(Data about app and page elements)

________________________________________

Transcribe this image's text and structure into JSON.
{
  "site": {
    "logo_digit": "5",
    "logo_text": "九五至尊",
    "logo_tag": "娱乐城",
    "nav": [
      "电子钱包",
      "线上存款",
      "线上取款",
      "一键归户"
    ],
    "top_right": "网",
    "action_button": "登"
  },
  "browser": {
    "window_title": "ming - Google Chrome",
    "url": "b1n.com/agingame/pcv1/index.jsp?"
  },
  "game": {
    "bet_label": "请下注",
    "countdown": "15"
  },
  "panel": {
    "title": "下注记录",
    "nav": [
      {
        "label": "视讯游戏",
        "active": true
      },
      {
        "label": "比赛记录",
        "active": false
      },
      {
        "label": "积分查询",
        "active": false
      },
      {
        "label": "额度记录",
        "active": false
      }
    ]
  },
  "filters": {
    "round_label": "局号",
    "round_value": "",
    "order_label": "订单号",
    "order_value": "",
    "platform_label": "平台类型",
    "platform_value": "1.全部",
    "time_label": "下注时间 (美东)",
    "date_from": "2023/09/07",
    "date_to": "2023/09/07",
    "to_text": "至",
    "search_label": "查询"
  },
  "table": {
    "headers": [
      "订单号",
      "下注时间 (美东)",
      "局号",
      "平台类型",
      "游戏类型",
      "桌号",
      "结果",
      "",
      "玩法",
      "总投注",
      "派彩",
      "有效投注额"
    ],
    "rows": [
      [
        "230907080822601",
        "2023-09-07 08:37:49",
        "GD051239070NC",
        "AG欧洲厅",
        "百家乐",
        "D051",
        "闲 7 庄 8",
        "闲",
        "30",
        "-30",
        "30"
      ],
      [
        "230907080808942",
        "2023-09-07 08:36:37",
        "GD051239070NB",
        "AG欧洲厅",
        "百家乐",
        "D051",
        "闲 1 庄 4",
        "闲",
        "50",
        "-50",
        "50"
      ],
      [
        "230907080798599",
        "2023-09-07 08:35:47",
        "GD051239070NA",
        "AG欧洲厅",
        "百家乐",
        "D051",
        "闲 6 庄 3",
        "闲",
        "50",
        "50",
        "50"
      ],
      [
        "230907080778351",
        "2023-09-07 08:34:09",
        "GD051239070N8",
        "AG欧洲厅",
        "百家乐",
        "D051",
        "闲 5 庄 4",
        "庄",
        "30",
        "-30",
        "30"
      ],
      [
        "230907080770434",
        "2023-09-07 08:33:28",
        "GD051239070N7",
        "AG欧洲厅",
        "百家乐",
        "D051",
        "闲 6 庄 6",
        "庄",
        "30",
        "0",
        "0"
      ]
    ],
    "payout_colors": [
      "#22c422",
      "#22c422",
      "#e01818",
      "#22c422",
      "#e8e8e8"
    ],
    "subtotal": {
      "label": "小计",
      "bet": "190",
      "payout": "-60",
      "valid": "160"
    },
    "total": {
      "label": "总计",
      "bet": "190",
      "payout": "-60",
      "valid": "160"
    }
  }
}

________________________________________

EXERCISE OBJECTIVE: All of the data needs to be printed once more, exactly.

OUTPUT BELOW:
Transcribe this image's text and structure into JSON.
{
  "site": {
    "logo_digit": "5",
    "logo_text": "九五至尊",
    "logo_tag": "娱乐城",
    "nav": [
      "电子钱包",
      "线上存款",
      "线上取款",
      "一键归户"
    ],
    "top_right": "网",
    "action_button": "登"
  },
  "browser": {
    "window_title": "ming - Google Chrome",
    "url": "b1n.com/agingame/pcv1/index.jsp?"
  },
  "game": {
    "bet_label": "请下注",
    "countdown": "15"
  },
  "panel": {
    "title": "下注记录",
    "nav": [
      {
        "label": "视讯游戏",
        "active": true
      },
      {
        "label": "比赛记录",
        "active": false
      },
      {
        "label": "积分查询",
        "active": false
      },
      {
        "label": "额度记录",
        "active": false
      }
    ]
  },
  "filters": {
    "round_label": "局号",
    "round_value": "",
    "order_label": "订单号",
    "order_value": "",
    "platform_label": "平台类型",
    "platform_value": "1.全部",
    "time_label": "下注时间 (美东)",
    "date_from": "2023/09/07",
    "date_to": "2023/09/07",
    "to_text": "至",
    "search_label": "查询"
  },
  "table": {
    "headers": [
      "订单号",
      "下注时间 (美东)",
      "局号",
      "平台类型",
      "游戏类型",
      "桌号",
      "结果",
      "",
      "玩法",
      "总投注",
      "派彩",
      "有效投注额"
    ],
    "rows": [
      [
        "230907080822601",
        "2023-09-07 08:37:49",
        "GD051239070NC",
        "AG欧洲厅",
        "百家乐",
        "D051",
        "闲 7 庄 8",
        "闲",
        "30",
        "-30",
        "30"
      ],
      [
        "230907080808942",
        "2023-09-07 08:36:37",
        "GD051239070NB",
        "AG欧洲厅",
        "百家乐",
        "D051",
        "闲 1 庄 4",
        "闲",
        "50",
        "-50",
        "50"
      ],
      [
        "230907080798599",
        "2023-09-07 08:35:47",
        "GD051239070NA",
        "AG欧洲厅",
        "百家乐",
        "D051",
        "闲 6 庄 3",
        "闲",
        "50",
        "50",
        "50"
      ],
      [
        "230907080778351",
        "2023-09-07 08:34:09",
        "GD051239070N8",
        "AG欧洲厅",
        "百家乐",
        "D051",
        "闲 5 庄 4",
        "庄",
        "30",
        "-30",
        "30"
      ],
      [
        "230907080770434",
        "2023-09-07 08:33:28",
        "GD051239070N7",
        "AG欧洲厅",
        "百家乐",
        "D051",
        "闲 6 庄 6",
        "庄",
        "30",
        "0",
        "0"
      ]
    ],
    "payout_colors": [
      "#22c422",
      "#22c422",
      "#e01818",
      "#22c422",
      "#e8e8e8"
    ],
    "subtotal": {
      "label": "小计",
      "bet": "190",
      "payout": "-60",
      "valid": "160"
    },
    "total": {
      "label": "总计",
      "bet": "190",
      "payout": "-60",
      "valid": "160"
    }
  }
}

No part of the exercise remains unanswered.